One of the best teachers I ever had once gave our class the statement “I (blank) a body” and asked us to fill in the blank. The most obvious answer, it seems, is “have.” I have a body. I’m having problems with my body; it’s not in as good shape as I would like. My nose is running and my back hurts. Perhaps a more useful answer is “am.” I am a body. My brain and “self” are parts of it, but my spleen and my sinuses are no less “me.” It’s worth thinking about every day. Humans may be completely absorbed in their “selves,” but we’re astoundingly ignorant about our bodies, why they react to things the way they do, and how to take care of them.
Pop-science writer Jennifer Ackerman makes it easy, using humor, anecdotes and memorable characters to make the clinical data digestible. Following her fascinating “Sex Sleep Eat Drink Dream: A Day In the Life of Your Body,” she gets more specific with this one, delving into the science and culture of the common cold. She doesn’t find a cure—she suggests that despite all the research being done and academic debates being had, it’s not a likely proposition—but she has a lot more fun than the topic suggests. Myths are debunked, counterintuitive advice is dispensed, and many quirky medical experiments are recounted.
Squeamish hypochondriacs will regret cracking this. And anyone will be forced to reconsider sneezing, immune function, rearing children and doing the laundry. (Emerson Dameron)

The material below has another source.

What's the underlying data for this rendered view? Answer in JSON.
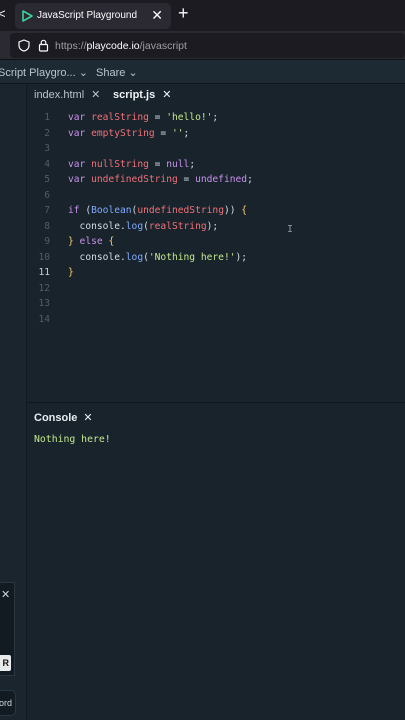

Ah-Choo! The Uncommon Life of Your Common Cold
By Jennifer Ackerman
Twelve, $22.99, 256 pages